Nothing but the lines from the one with "Serialize everything readable" through the final line of the entries should appear in the answer, copied exactly and without pictures.

BEGIN Given records

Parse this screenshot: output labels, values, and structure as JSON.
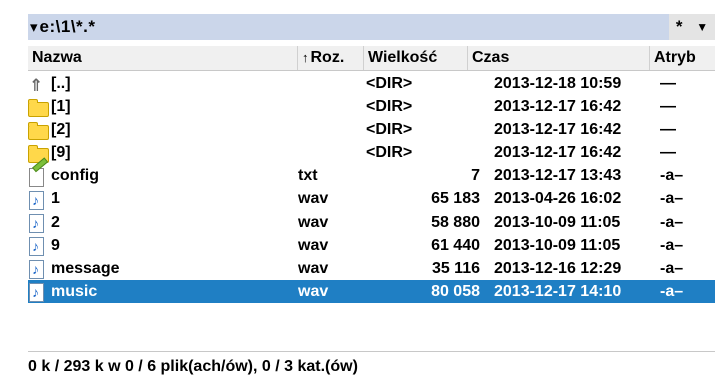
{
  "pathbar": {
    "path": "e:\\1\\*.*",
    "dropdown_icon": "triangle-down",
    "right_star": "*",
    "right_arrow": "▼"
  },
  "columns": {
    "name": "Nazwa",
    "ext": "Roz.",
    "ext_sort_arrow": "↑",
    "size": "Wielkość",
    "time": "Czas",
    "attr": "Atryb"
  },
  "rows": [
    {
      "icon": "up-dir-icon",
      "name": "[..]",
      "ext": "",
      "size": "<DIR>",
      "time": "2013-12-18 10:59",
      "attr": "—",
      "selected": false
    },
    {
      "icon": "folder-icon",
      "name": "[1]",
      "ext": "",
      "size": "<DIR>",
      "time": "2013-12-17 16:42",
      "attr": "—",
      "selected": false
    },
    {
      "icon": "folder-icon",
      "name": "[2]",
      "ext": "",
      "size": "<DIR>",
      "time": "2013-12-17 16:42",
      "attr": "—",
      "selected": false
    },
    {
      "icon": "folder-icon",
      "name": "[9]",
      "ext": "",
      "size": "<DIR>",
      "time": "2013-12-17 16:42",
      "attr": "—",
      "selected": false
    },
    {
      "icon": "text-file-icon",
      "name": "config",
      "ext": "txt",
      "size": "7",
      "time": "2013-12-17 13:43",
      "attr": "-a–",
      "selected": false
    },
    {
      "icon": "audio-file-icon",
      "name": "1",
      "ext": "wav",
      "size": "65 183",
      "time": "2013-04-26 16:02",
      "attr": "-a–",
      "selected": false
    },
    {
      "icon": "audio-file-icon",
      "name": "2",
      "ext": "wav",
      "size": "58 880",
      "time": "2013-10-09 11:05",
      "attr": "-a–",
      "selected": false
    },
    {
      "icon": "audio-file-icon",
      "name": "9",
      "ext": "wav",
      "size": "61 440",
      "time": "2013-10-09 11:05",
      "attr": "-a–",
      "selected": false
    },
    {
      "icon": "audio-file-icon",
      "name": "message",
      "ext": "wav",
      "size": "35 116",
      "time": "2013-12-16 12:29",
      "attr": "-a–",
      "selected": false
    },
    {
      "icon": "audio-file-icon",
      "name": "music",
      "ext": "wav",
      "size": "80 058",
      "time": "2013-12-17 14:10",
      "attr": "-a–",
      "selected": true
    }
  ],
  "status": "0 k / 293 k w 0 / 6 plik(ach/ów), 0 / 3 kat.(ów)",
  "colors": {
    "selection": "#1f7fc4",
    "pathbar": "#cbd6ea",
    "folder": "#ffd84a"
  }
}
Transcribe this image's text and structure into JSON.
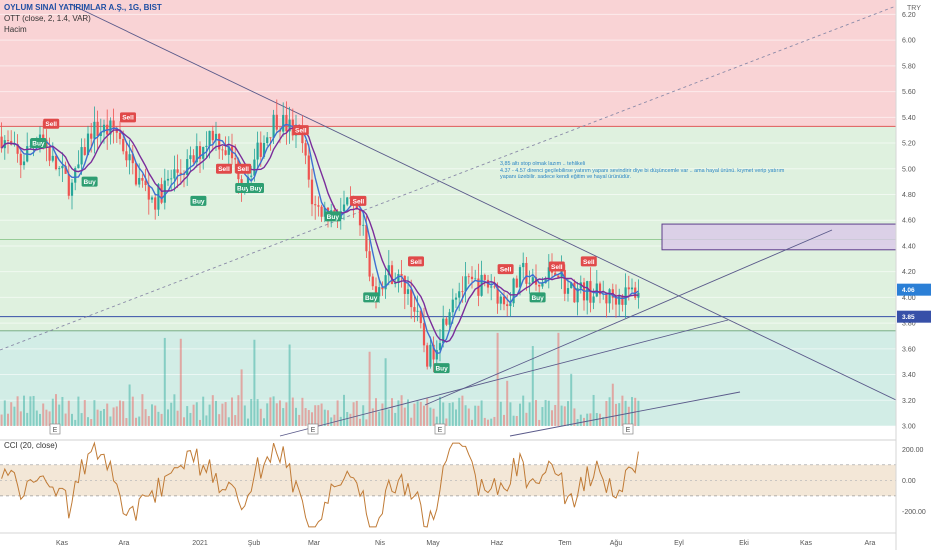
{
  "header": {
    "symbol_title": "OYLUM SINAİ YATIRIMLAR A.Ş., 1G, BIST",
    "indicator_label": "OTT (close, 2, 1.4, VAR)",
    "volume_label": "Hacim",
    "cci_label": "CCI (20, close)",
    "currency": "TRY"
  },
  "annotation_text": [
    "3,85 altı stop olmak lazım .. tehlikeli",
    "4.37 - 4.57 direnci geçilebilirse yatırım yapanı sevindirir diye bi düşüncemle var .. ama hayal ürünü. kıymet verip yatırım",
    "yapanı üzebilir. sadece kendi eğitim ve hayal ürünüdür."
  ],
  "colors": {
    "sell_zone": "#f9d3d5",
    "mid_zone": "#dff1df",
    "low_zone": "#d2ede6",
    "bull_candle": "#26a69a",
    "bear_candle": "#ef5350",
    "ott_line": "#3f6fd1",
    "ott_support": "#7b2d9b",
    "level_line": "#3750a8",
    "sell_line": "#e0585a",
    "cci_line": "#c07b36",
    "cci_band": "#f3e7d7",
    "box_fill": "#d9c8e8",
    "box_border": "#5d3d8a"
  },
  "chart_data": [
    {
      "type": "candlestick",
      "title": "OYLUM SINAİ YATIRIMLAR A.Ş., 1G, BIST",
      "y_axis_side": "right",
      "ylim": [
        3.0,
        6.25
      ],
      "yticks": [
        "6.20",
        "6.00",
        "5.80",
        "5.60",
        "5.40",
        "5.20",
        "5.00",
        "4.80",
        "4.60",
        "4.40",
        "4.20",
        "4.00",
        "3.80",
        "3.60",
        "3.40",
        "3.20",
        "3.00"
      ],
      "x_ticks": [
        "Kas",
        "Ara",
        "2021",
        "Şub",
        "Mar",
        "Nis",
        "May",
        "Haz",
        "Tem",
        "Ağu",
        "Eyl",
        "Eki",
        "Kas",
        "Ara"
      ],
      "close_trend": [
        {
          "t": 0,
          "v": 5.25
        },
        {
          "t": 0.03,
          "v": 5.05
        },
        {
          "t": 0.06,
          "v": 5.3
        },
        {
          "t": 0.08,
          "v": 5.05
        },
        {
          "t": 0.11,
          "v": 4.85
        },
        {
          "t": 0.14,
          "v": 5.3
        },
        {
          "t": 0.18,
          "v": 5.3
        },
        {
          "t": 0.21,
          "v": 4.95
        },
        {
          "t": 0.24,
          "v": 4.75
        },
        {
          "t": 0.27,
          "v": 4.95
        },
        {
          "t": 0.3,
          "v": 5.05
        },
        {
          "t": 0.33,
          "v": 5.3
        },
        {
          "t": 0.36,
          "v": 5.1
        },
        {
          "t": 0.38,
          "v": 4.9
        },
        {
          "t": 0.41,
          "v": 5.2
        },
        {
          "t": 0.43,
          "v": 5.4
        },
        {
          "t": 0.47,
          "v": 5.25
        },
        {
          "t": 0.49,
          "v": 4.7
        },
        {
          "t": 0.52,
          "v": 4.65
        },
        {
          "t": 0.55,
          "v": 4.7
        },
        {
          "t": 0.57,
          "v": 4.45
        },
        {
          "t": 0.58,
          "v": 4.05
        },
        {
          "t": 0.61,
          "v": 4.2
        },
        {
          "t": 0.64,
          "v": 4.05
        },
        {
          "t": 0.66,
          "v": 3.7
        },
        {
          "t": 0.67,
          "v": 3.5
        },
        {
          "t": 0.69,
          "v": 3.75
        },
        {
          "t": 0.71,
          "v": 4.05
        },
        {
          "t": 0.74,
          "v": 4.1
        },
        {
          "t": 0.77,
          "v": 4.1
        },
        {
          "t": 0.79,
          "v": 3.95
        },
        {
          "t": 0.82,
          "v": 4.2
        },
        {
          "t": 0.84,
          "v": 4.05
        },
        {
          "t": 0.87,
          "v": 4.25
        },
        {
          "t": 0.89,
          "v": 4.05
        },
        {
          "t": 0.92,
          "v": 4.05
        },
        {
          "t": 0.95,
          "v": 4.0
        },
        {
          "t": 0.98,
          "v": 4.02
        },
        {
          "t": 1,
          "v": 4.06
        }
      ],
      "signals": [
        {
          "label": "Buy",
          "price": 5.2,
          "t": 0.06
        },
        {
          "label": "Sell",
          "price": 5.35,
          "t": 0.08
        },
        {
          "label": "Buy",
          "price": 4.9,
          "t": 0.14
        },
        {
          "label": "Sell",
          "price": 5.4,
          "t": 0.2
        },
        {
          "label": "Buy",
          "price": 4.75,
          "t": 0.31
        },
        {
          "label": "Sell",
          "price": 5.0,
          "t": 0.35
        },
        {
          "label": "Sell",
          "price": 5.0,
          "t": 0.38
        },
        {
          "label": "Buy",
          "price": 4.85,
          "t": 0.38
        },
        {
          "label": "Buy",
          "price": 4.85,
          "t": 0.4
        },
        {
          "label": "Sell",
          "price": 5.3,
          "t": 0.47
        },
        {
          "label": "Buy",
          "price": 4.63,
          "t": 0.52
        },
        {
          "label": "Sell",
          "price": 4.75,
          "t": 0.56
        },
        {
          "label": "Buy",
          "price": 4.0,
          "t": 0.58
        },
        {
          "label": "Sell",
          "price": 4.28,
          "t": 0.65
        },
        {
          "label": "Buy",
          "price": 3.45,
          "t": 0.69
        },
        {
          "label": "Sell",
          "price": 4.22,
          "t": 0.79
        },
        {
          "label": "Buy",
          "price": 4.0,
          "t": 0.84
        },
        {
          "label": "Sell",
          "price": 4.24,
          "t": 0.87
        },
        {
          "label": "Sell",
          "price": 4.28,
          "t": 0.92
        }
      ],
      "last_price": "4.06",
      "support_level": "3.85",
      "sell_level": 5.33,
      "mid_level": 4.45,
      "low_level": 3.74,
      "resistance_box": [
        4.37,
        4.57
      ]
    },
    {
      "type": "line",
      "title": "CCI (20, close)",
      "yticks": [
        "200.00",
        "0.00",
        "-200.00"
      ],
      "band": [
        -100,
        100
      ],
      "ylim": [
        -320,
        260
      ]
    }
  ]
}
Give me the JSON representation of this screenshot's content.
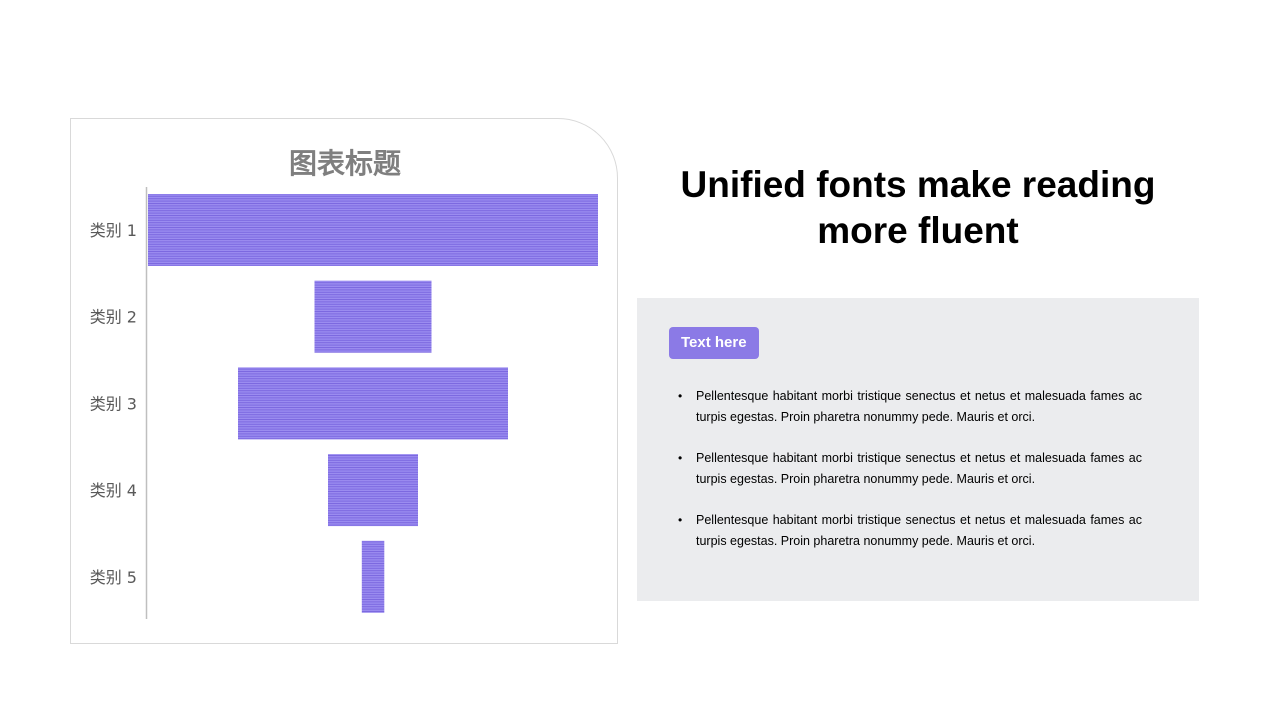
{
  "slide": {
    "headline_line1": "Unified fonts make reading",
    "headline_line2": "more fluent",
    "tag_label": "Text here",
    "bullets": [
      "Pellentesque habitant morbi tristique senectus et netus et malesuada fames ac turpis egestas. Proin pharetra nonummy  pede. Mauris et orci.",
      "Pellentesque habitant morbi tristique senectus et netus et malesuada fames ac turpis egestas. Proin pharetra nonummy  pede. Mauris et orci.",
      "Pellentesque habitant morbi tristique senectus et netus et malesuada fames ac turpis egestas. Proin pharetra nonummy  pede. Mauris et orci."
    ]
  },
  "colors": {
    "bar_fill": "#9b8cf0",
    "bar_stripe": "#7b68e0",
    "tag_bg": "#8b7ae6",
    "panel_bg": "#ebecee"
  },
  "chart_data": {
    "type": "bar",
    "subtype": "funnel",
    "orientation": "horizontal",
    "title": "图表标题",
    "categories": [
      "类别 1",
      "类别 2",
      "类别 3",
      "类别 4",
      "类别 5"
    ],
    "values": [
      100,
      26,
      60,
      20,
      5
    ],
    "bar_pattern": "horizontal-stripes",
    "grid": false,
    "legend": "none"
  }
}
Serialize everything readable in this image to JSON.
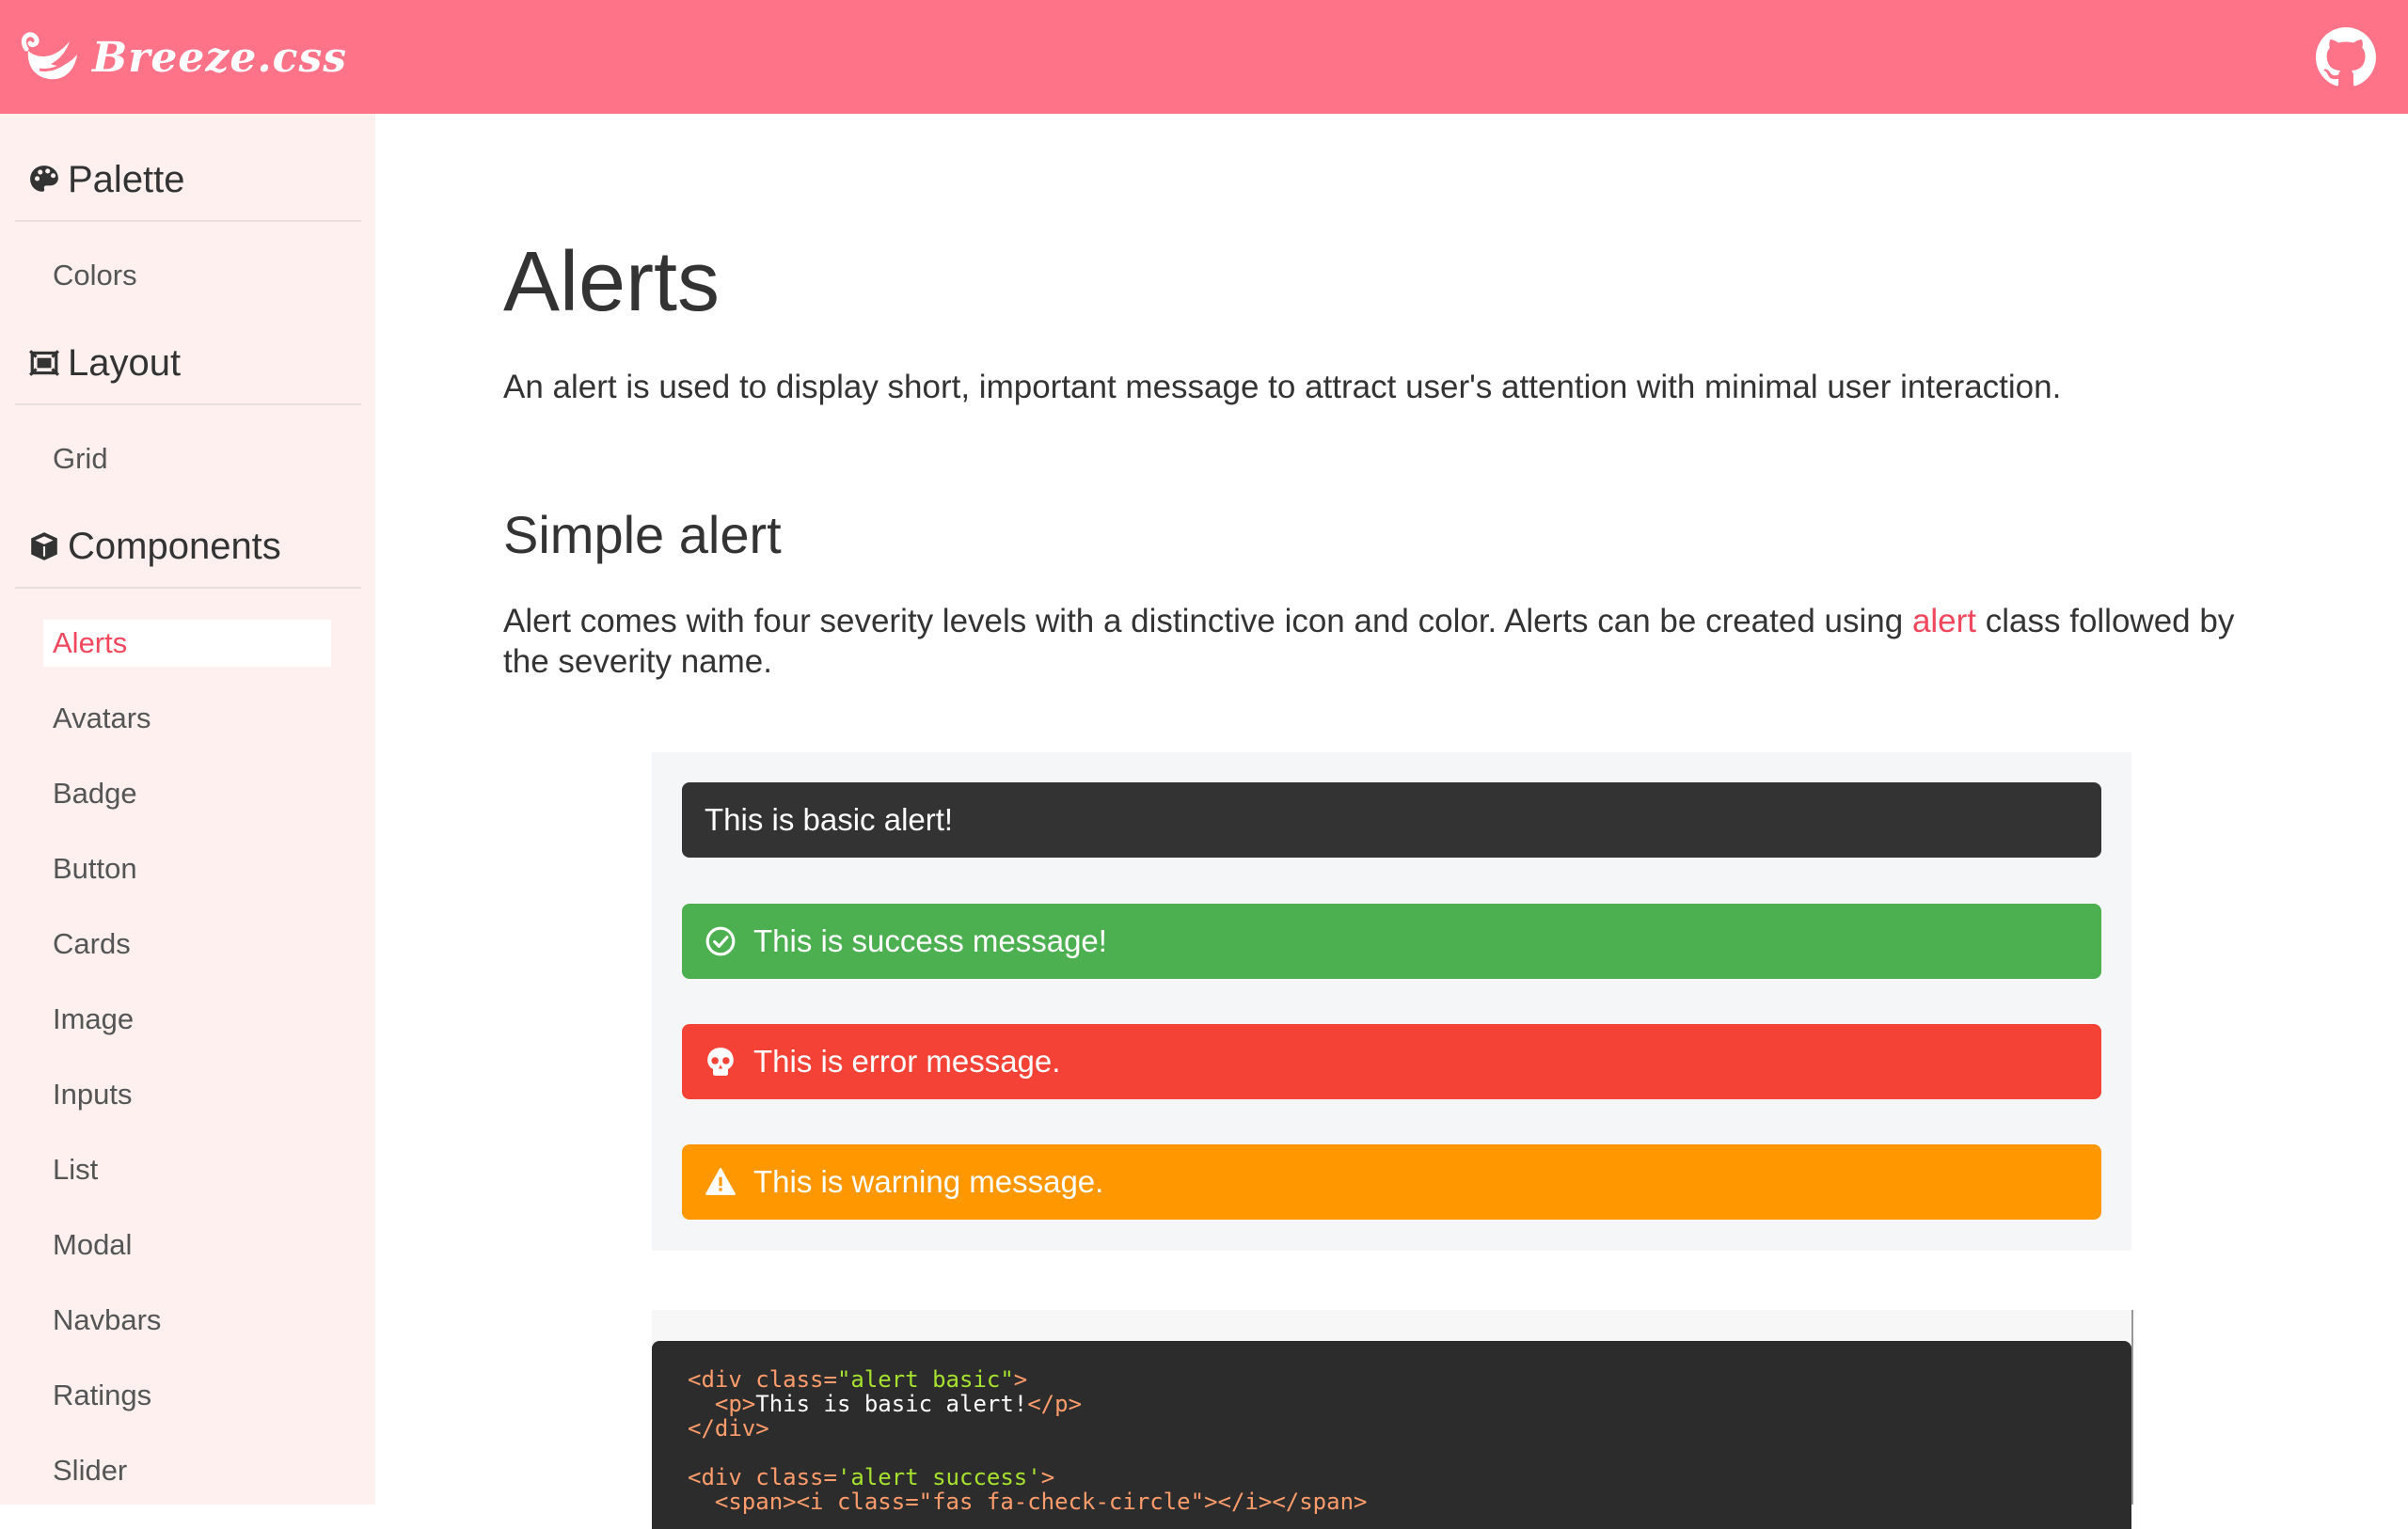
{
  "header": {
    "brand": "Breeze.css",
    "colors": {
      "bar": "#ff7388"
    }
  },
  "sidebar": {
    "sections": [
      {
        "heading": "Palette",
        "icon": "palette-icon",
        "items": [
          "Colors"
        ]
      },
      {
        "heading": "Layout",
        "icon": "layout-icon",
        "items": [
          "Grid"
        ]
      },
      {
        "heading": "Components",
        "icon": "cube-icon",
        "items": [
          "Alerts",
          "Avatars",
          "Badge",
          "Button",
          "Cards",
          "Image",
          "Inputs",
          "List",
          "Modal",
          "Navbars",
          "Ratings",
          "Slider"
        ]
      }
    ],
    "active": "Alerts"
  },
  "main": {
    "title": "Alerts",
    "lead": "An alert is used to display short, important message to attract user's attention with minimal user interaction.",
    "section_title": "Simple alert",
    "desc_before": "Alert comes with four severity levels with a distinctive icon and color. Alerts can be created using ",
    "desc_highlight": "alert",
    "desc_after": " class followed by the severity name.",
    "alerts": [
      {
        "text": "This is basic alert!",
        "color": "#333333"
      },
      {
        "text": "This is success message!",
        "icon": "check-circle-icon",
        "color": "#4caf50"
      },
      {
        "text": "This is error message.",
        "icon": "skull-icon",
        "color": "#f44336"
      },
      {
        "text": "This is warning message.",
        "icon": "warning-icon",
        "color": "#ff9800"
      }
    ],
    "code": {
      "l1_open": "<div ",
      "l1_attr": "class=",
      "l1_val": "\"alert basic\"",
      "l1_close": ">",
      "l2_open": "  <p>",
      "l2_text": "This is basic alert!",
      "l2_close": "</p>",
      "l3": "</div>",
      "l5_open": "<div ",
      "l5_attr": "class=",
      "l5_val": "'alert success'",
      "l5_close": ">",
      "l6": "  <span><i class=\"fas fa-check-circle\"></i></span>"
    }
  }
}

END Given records

[Answer to this problem]
Serialize everything readable in this image to JSON.
{
  "header": {
    "brand": "Breeze.css",
    "colors": {
      "bar": "#ff7388"
    }
  },
  "sidebar": {
    "sections": [
      {
        "heading": "Palette",
        "icon": "palette-icon",
        "items": [
          "Colors"
        ]
      },
      {
        "heading": "Layout",
        "icon": "layout-icon",
        "items": [
          "Grid"
        ]
      },
      {
        "heading": "Components",
        "icon": "cube-icon",
        "items": [
          "Alerts",
          "Avatars",
          "Badge",
          "Button",
          "Cards",
          "Image",
          "Inputs",
          "List",
          "Modal",
          "Navbars",
          "Ratings",
          "Slider"
        ]
      }
    ],
    "active": "Alerts"
  },
  "main": {
    "title": "Alerts",
    "lead": "An alert is used to display short, important message to attract user's attention with minimal user interaction.",
    "section_title": "Simple alert",
    "desc_before": "Alert comes with four severity levels with a distinctive icon and color. Alerts can be created using ",
    "desc_highlight": "alert",
    "desc_after": " class followed by the severity name.",
    "alerts": [
      {
        "text": "This is basic alert!",
        "color": "#333333"
      },
      {
        "text": "This is success message!",
        "icon": "check-circle-icon",
        "color": "#4caf50"
      },
      {
        "text": "This is error message.",
        "icon": "skull-icon",
        "color": "#f44336"
      },
      {
        "text": "This is warning message.",
        "icon": "warning-icon",
        "color": "#ff9800"
      }
    ],
    "code": {
      "l1_open": "<div ",
      "l1_attr": "class=",
      "l1_val": "\"alert basic\"",
      "l1_close": ">",
      "l2_open": "  <p>",
      "l2_text": "This is basic alert!",
      "l2_close": "</p>",
      "l3": "</div>",
      "l5_open": "<div ",
      "l5_attr": "class=",
      "l5_val": "'alert success'",
      "l5_close": ">",
      "l6": "  <span><i class=\"fas fa-check-circle\"></i></span>"
    }
  }
}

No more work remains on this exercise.